Source data:
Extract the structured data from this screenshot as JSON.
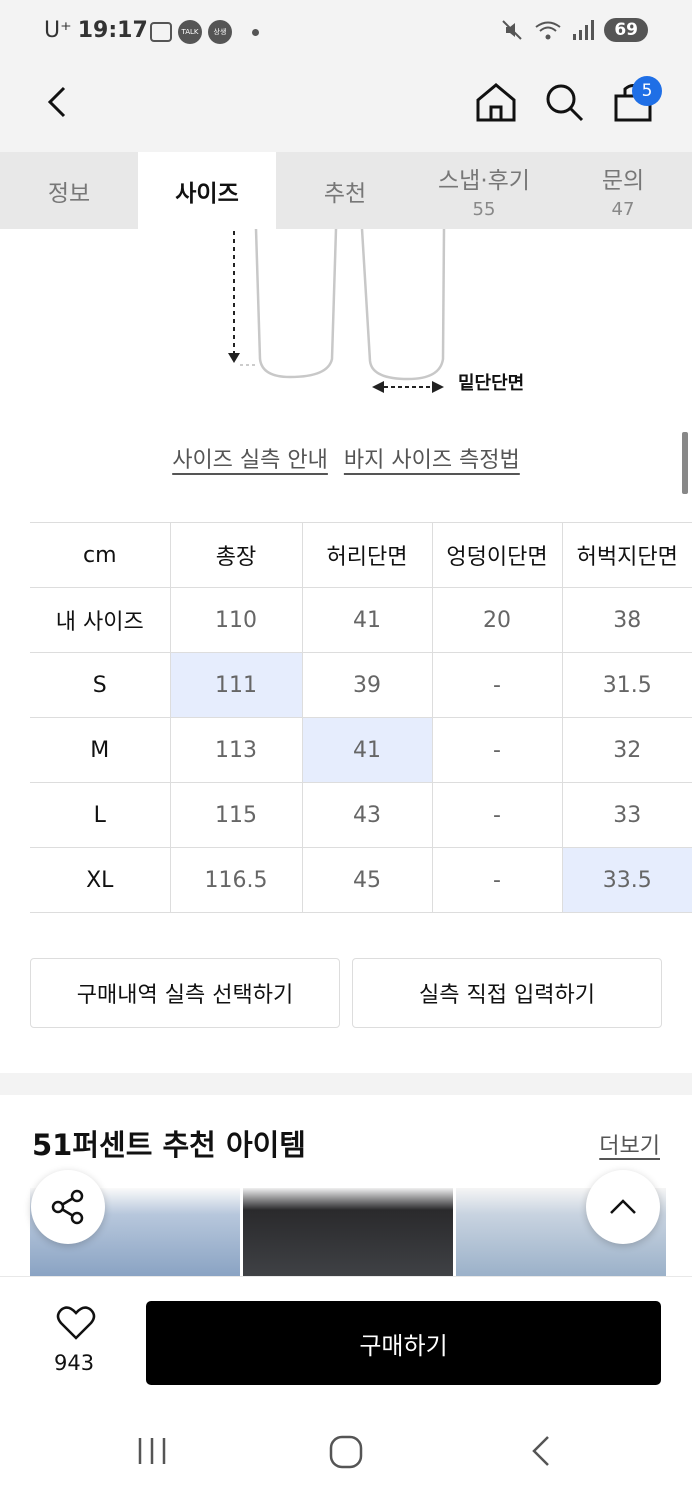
{
  "status_bar": {
    "carrier": "U⁺",
    "time": "19:17",
    "notification_labels": [
      "TALK",
      "상생"
    ],
    "battery": "69"
  },
  "header": {
    "cart_count": "5"
  },
  "tabs": [
    {
      "label": "정보",
      "count": "",
      "active": false
    },
    {
      "label": "사이즈",
      "count": "",
      "active": true
    },
    {
      "label": "추천",
      "count": "",
      "active": false
    },
    {
      "label": "스냅·후기",
      "count": "55",
      "active": false
    },
    {
      "label": "문의",
      "count": "47",
      "active": false
    }
  ],
  "diagram": {
    "hem_label": "밑단단면"
  },
  "links": {
    "size_guide": "사이즈 실측 안내",
    "measure_method": "바지 사이즈 측정법"
  },
  "size_table": {
    "headers": [
      "cm",
      "총장",
      "허리단면",
      "엉덩이단면",
      "허벅지단면"
    ],
    "rows": [
      {
        "label": "내 사이즈",
        "values": [
          "110",
          "41",
          "20",
          "38"
        ]
      },
      {
        "label": "S",
        "values": [
          "111",
          "39",
          "-",
          "31.5"
        ]
      },
      {
        "label": "M",
        "values": [
          "113",
          "41",
          "-",
          "32"
        ]
      },
      {
        "label": "L",
        "values": [
          "115",
          "43",
          "-",
          "33"
        ]
      },
      {
        "label": "XL",
        "values": [
          "116.5",
          "45",
          "-",
          "33.5"
        ]
      }
    ],
    "highlight_color": "#e6edfd"
  },
  "buttons": {
    "purchase_history": "구매내역 실측 선택하기",
    "direct_input": "실측 직접 입력하기"
  },
  "recommend": {
    "title": "51퍼센트 추천 아이템",
    "more": "더보기"
  },
  "bottom": {
    "like_count": "943",
    "buy_label": "구매하기",
    "buy_color": "#000000"
  },
  "colors": {
    "accent_badge": "#1f6fe6"
  }
}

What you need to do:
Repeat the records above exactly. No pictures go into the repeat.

Answer:
Extract the structured data from this screenshot as JSON.
{
  "status_bar": {
    "carrier": "U⁺",
    "time": "19:17",
    "notification_labels": [
      "TALK",
      "상생"
    ],
    "battery": "69"
  },
  "header": {
    "cart_count": "5"
  },
  "tabs": [
    {
      "label": "정보",
      "count": "",
      "active": false
    },
    {
      "label": "사이즈",
      "count": "",
      "active": true
    },
    {
      "label": "추천",
      "count": "",
      "active": false
    },
    {
      "label": "스냅·후기",
      "count": "55",
      "active": false
    },
    {
      "label": "문의",
      "count": "47",
      "active": false
    }
  ],
  "diagram": {
    "hem_label": "밑단단면"
  },
  "links": {
    "size_guide": "사이즈 실측 안내",
    "measure_method": "바지 사이즈 측정법"
  },
  "size_table": {
    "headers": [
      "cm",
      "총장",
      "허리단면",
      "엉덩이단면",
      "허벅지단면"
    ],
    "rows": [
      {
        "label": "내 사이즈",
        "values": [
          "110",
          "41",
          "20",
          "38"
        ]
      },
      {
        "label": "S",
        "values": [
          "111",
          "39",
          "-",
          "31.5"
        ]
      },
      {
        "label": "M",
        "values": [
          "113",
          "41",
          "-",
          "32"
        ]
      },
      {
        "label": "L",
        "values": [
          "115",
          "43",
          "-",
          "33"
        ]
      },
      {
        "label": "XL",
        "values": [
          "116.5",
          "45",
          "-",
          "33.5"
        ]
      }
    ],
    "highlight_color": "#e6edfd"
  },
  "buttons": {
    "purchase_history": "구매내역 실측 선택하기",
    "direct_input": "실측 직접 입력하기"
  },
  "recommend": {
    "title": "51퍼센트 추천 아이템",
    "more": "더보기"
  },
  "bottom": {
    "like_count": "943",
    "buy_label": "구매하기",
    "buy_color": "#000000"
  },
  "colors": {
    "accent_badge": "#1f6fe6"
  }
}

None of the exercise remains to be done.